Terrorism: All three sides of the coin

By Michael Lashley

How do we treat with terrorism? Can it be effectively managed and reduced to a minimum? Whose “fault” is it? How did we become the target of terrorist acts?

Whenever there is a conflict, there are generally three sides to the story: my side, your side and the truth.

The truth is often a selective combination of some elements of my account of the “facts”, some elements of your account and some other elements that neither of us may have included in our account.

Terrorism is a vicious form of attack in that it uses threats and acts of physical violence to inflict on us an even more powerful form of violence. It instils thedeathly fear of further attacks that may occur at any time and in any place. They may affect any randomly selected victims, including us, our loved ones and any members of our society.

Terrorism is therefore essentially the policy and practice of psychological violence on the part of “terrorists”, seeking to launch a revolt and a counter-attack against an “enemy” who is perceived to be the cause of an injustice, a collaborator in the injustice, a beneficiary of the injustice or a person / group that is indifferent to the injustice.

The root causes of terrorism are neither religion nor culture nor ethnicity. No religion, culture or ethnicity is to be seen as evil, the demon or the devil. The demonization of Islam is just as irresponsible an attitude as the demonization of Christianity. It is a detestable fact that at one time or another, sometimes at the same time, Western societies have treated Jews, Arabs and Muslims as inferior, as worthy of being disliked, distrusted, and kept in check.

What are we to do?

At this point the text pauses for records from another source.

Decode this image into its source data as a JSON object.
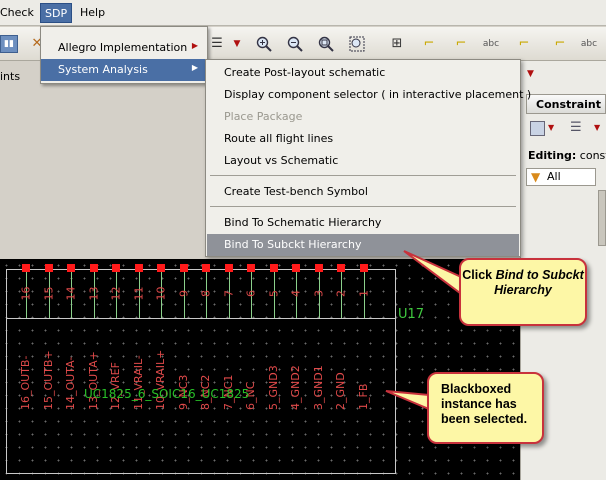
{
  "menubar": {
    "items": [
      {
        "label": "Check",
        "accel": "C"
      },
      {
        "label": "SDP",
        "accel": "S"
      },
      {
        "label": "Help",
        "accel": "H"
      }
    ]
  },
  "left_pane": {
    "label": "ints"
  },
  "sdp_menu": {
    "items": [
      {
        "label": "Allegro Implementation",
        "has_submenu": true
      },
      {
        "label": "System Analysis",
        "has_submenu": true,
        "highlighted": true
      }
    ]
  },
  "system_analysis_menu": {
    "items": [
      {
        "label": "Create Post-layout schematic",
        "enabled": true
      },
      {
        "label": "Display component selector ( in interactive placement )",
        "enabled": true
      },
      {
        "label": "Place Package",
        "enabled": false
      },
      {
        "label": "Route all flight lines",
        "enabled": true
      },
      {
        "label": "Layout vs Schematic",
        "enabled": true
      },
      {
        "label": "Create Test-bench Symbol",
        "enabled": true
      },
      {
        "label": "Bind To Schematic Hierarchy",
        "enabled": true
      },
      {
        "label": "Bind To Subckt Hierarchy",
        "enabled": true,
        "highlighted": true
      }
    ]
  },
  "right_panel": {
    "title": "Constraint M",
    "editing_label": "Editing:",
    "editing_value": "constra",
    "filter_value": "All"
  },
  "component": {
    "refdes": "U17",
    "part_name": "UC1825_6_SOIC16_UC1825",
    "pin_numbers": [
      "16",
      "15",
      "14",
      "13",
      "12",
      "11",
      "10",
      "9",
      "8",
      "7",
      "6",
      "5",
      "4",
      "3",
      "2",
      "1"
    ],
    "pin_names": [
      "16_OUTB-",
      "15_OUTB+",
      "14_OUTA-",
      "13_OUTA+",
      "12_VREF",
      "11_VRAIL-",
      "10_VRAIL+",
      "9_NC3",
      "8_NC2",
      "7_NC1",
      "6_NC",
      "5_GND3",
      "4_GND2",
      "3_GND1",
      "2_GND",
      "1_FB"
    ],
    "pad_color": "#ff1a1a",
    "pin_text_color": "#e04a4a",
    "part_text_color": "#28c028"
  },
  "callouts": {
    "bind": {
      "prefix": "Click ",
      "emphasis": "Bind to Subckt Hierarchy"
    },
    "blackbox": {
      "text": "Blackboxed instance has been selected."
    },
    "border_color": "#c8323c",
    "fill_color": "#fdf7a6"
  },
  "colors": {
    "menu_highlight": "#4a6fa5",
    "active_item_highlight": "#8f9299",
    "canvas_background": "#000000"
  }
}
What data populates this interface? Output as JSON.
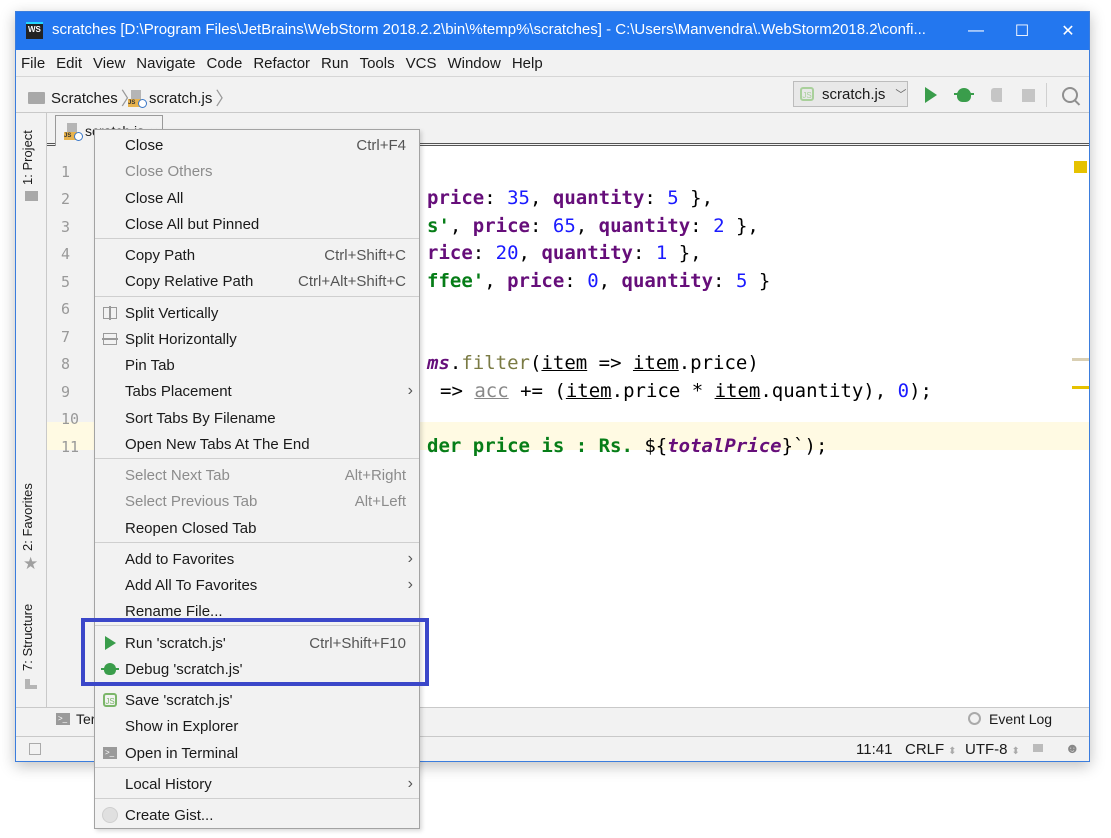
{
  "window": {
    "title": "scratches [D:\\Program Files\\JetBrains\\WebStorm 2018.2.2\\bin\\%temp%\\scratches] - C:\\Users\\Manvendra\\.WebStorm2018.2\\confi...",
    "app_icon_label": "WS",
    "controls": {
      "minimize": "—",
      "maximize": "☐",
      "close": "✕"
    }
  },
  "menubar": {
    "items": [
      "File",
      "Edit",
      "View",
      "Navigate",
      "Code",
      "Refactor",
      "Run",
      "Tools",
      "VCS",
      "Window",
      "Help"
    ]
  },
  "navbar": {
    "breadcrumbs": [
      "Scratches",
      "scratch.js"
    ],
    "run_config": "scratch.js",
    "toolbar_icons": [
      "run-icon",
      "debug-icon",
      "coverage-icon",
      "stop-icon",
      "search-icon"
    ]
  },
  "left_strip": {
    "tabs": [
      "1: Project",
      "2: Favorites",
      "7: Structure"
    ]
  },
  "editor": {
    "tab": {
      "label": "scratch.js",
      "close": "×"
    },
    "line_numbers": [
      "1",
      "2",
      "3",
      "4",
      "5",
      "6",
      "7",
      "8",
      "9",
      "10",
      "11"
    ],
    "visible_code": {
      "line2": {
        "kw1": "price",
        "p1": ": ",
        "n1": "35",
        "p2": ", ",
        "kw2": "quantity",
        "p3": ": ",
        "n2": "5",
        "p4": " },"
      },
      "line3": {
        "s": "s'",
        "p0": ", ",
        "kw1": "price",
        "p1": ": ",
        "n1": "65",
        "p2": ", ",
        "kw2": "quantity",
        "p3": ": ",
        "n2": "2",
        "p4": " },"
      },
      "line4": {
        "kw1": "rice",
        "p1": ": ",
        "n1": "20",
        "p2": ", ",
        "kw2": "quantity",
        "p3": ": ",
        "n2": "1",
        "p4": " },"
      },
      "line5": {
        "s": "ffee'",
        "p0": ", ",
        "kw1": "price",
        "p1": ": ",
        "n1": "0",
        "p2": ", ",
        "kw2": "quantity",
        "p3": ": ",
        "n2": "5",
        "p4": " }"
      },
      "line8": {
        "it": "ms",
        "p0": ".",
        "fn": "filter",
        "p1": "(",
        "u1": "item",
        "p2": " => ",
        "u2": "item",
        "p3": ".price)"
      },
      "line9": {
        "p0": "=> ",
        "u1": "acc",
        "p1": " += (",
        "u2": "item",
        "p2": ".price * ",
        "u3": "item",
        "p3": ".quantity), ",
        "n1": "0",
        "p4": ");"
      },
      "line11": {
        "s": "der price is : Rs. ",
        "p0": "${",
        "it": "totalPrice",
        "p1": "}`);"
      }
    }
  },
  "context_menu": {
    "items": [
      {
        "label": "Close",
        "shortcut": "Ctrl+F4"
      },
      {
        "label": "Close Others",
        "disabled": true
      },
      {
        "label": "Close All"
      },
      {
        "label": "Close All but Pinned"
      },
      {
        "label": "Copy Path",
        "shortcut": "Ctrl+Shift+C"
      },
      {
        "label": "Copy Relative Path",
        "shortcut": "Ctrl+Alt+Shift+C"
      },
      {
        "label": "Split Vertically",
        "icon": "split-vertically-icon"
      },
      {
        "label": "Split Horizontally",
        "icon": "split-horizontally-icon"
      },
      {
        "label": "Pin Tab"
      },
      {
        "label": "Tabs Placement",
        "submenu": true
      },
      {
        "label": "Sort Tabs By Filename"
      },
      {
        "label": "Open New Tabs At The End"
      },
      {
        "label": "Select Next Tab",
        "shortcut": "Alt+Right",
        "disabled": true
      },
      {
        "label": "Select Previous Tab",
        "shortcut": "Alt+Left",
        "disabled": true
      },
      {
        "label": "Reopen Closed Tab"
      },
      {
        "label": "Add to Favorites",
        "submenu": true
      },
      {
        "label": "Add All To Favorites",
        "submenu": true
      },
      {
        "label": "Rename File..."
      },
      {
        "label": "Run 'scratch.js'",
        "shortcut": "Ctrl+Shift+F10",
        "icon": "run-icon"
      },
      {
        "label": "Debug 'scratch.js'",
        "icon": "debug-icon"
      },
      {
        "label": "Save 'scratch.js'",
        "icon": "nodejs-icon"
      },
      {
        "label": "Show in Explorer"
      },
      {
        "label": "Open in Terminal",
        "icon": "terminal-icon"
      },
      {
        "label": "Local History",
        "submenu": true
      },
      {
        "label": "Create Gist...",
        "icon": "github-icon"
      }
    ],
    "submenu_glyph": "›"
  },
  "bottom_bar": {
    "terminal_label": "Ter",
    "event_log": "Event Log"
  },
  "status_bar": {
    "position": "11:41",
    "line_separator": "CRLF",
    "encoding": "UTF-8",
    "updown": "⬍"
  },
  "colors": {
    "titlebar": "#2377ef",
    "highlight_box": "#3b47c9",
    "run_green": "#3a9d4b",
    "current_line": "#fffae3",
    "keyword": "#660e7a",
    "number": "#1a1aff",
    "string": "#067d17"
  }
}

The critical factor in dealing with terrorism is finding the right balance. Neither over-reacting nor under-reacting is effective. In fact, the major reason for such violent revolts against a country, a government or a system is our failure to understand and to act upon the root causes of terrorism: the sense on the part of the potential “terrorists” that grave injustices exist, are not being addressed, and are being inflicted without any hope for the liberation of the victims from the physical and mental sufferings inherent in the injustice.

Terrorism thrives on the feeling of victimhood. Terrorism is both a national and international reality. It sees itself as waging war against national and / or international injustice. The truth, whatever it may be, becomes irrelevant.

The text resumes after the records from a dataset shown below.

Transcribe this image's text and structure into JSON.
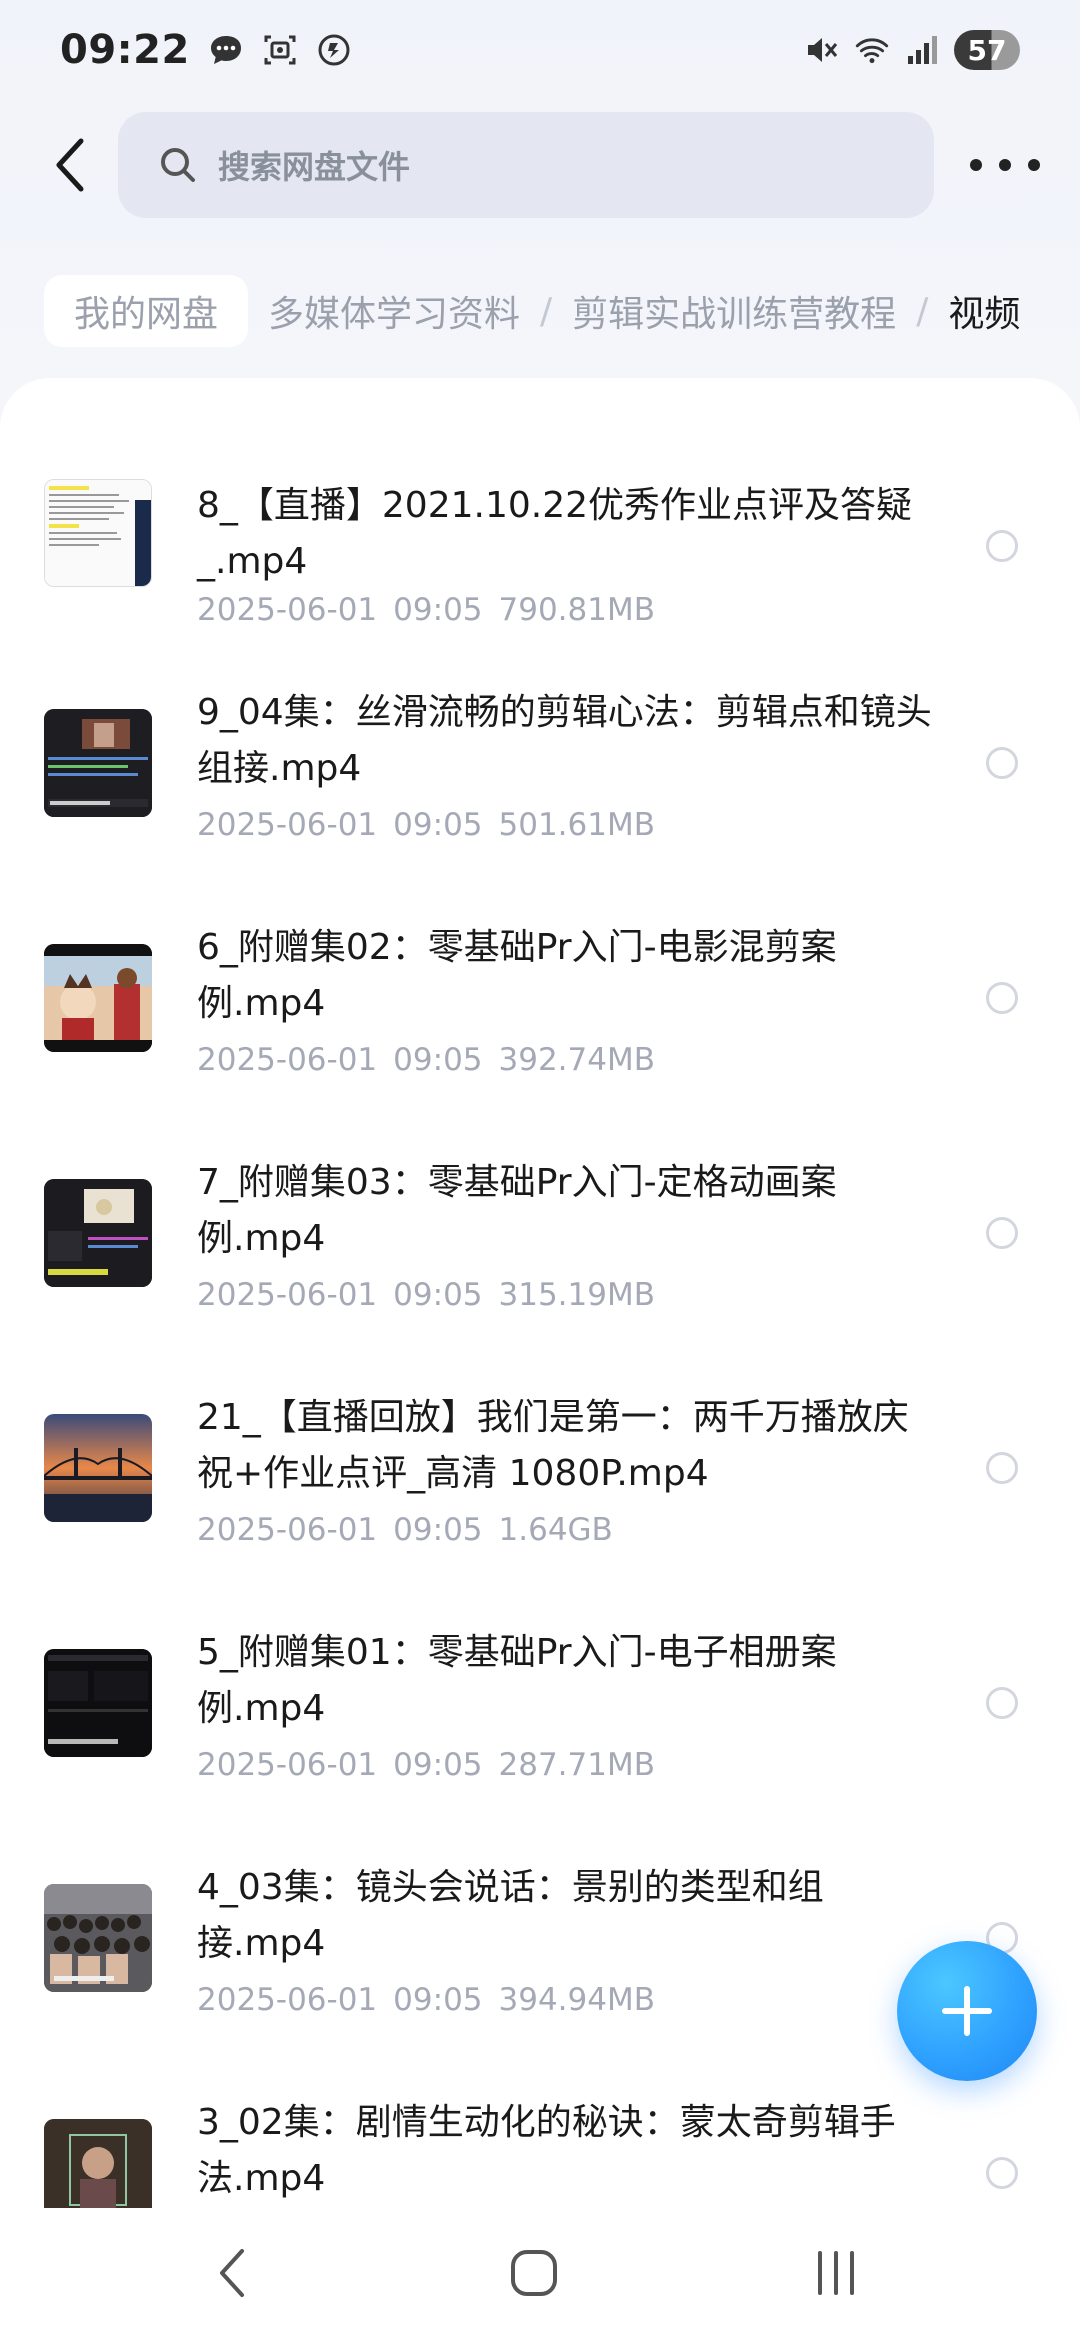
{
  "status_bar": {
    "time": "09:22",
    "battery": "57",
    "icons": [
      "message-bubble-icon",
      "screenshot-icon",
      "vpn-icon",
      "mute-icon",
      "wifi-icon",
      "signal-icon"
    ]
  },
  "search": {
    "placeholder": "搜索网盘文件"
  },
  "breadcrumb": {
    "root": "我的网盘",
    "items": [
      "多媒体学习资料",
      "剪辑实战训练营教程"
    ],
    "separator": "/",
    "current": "视频"
  },
  "files": [
    {
      "name": "8_【直播】2021.10.22优秀作业点评及答疑_.mp4",
      "date": "2025-06-01",
      "time": "09:05",
      "size": "790.81MB",
      "thumb": "document-thumb"
    },
    {
      "name": "9_04集：丝滑流畅的剪辑心法：剪辑点和镜头组接.mp4",
      "date": "2025-06-01",
      "time": "09:05",
      "size": "501.61MB",
      "thumb": "editor-thumb"
    },
    {
      "name": "6_附赠集02：零基础Pr入门-电影混剪案例.mp4",
      "date": "2025-06-01",
      "time": "09:05",
      "size": "392.74MB",
      "thumb": "anime-thumb"
    },
    {
      "name": "7_附赠集03：零基础Pr入门-定格动画案例.mp4",
      "date": "2025-06-01",
      "time": "09:05",
      "size": "315.19MB",
      "thumb": "editor-dark-thumb"
    },
    {
      "name": "21_【直播回放】我们是第一：两千万播放庆祝+作业点评_高清 1080P.mp4",
      "date": "2025-06-01",
      "time": "09:05",
      "size": "1.64GB",
      "thumb": "bridge-sunset-thumb"
    },
    {
      "name": "5_附赠集01：零基础Pr入门-电子相册案例.mp4",
      "date": "2025-06-01",
      "time": "09:05",
      "size": "287.71MB",
      "thumb": "editor-black-thumb"
    },
    {
      "name": "4_03集：镜头会说话：景别的类型和组接.mp4",
      "date": "2025-06-01",
      "time": "09:05",
      "size": "394.94MB",
      "thumb": "crowd-thumb"
    },
    {
      "name": "3_02集：剧情生动化的秘诀：蒙太奇剪辑手法.mp4",
      "date": "",
      "time": "",
      "size": "",
      "thumb": "portrait-thumb"
    }
  ],
  "colors": {
    "accent": "#2fa2ff",
    "meta": "#a4a9b5",
    "title": "#1a1a1a"
  }
}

Right here in Canada, two recent experiences of terrorist attacks force us to recognize that we have now arrived at a turning-point. There were several incidents in recent years of “home-grown terrorism”, but these last two have grabbed our attention because they have targeted members of our security forces, members of our Parliament and most of all the sanctity of our democratic structures.

There can be no doubt that one attacker wanted us to get the message that he was attacking our Parliament Buildings in Ottawa because he rejects our claim to democratic values such as justice and equity. Some analysts argue that one of the principal threats to Canadian national security is the perception that Canada has given up its international status as a mediator and a promoter of peace and of the just and peaceful settlement of international conflicts.

We also recognize that in our country, grave and gross injustices have been committed against the aboriginal peoples and we continue to tolerate in the wider society chronic inequity, persistent poverty, unemployment, under-employment, and alienation of young people and new immigrants in the labor market.

Instead of limiting ourselves to the repression of violence, let us simultaneously focus on eliminating the causes of violence. Terrorism cannot thrive if we continue to strive for the elimination of injustice, inequity and marginalization, both at home in Canada and abroad.

But we cannot condone violence in any of its many forms. We must celebrate the patriotic duties performed by the two soldiers who were killed, the third soldier who was injured and indeed by all the members of our country’s security services. We support the tributes being paid to our heroic Sergeant-at-Arms of the House of Commons.

Michael Lashley
Michael Lashley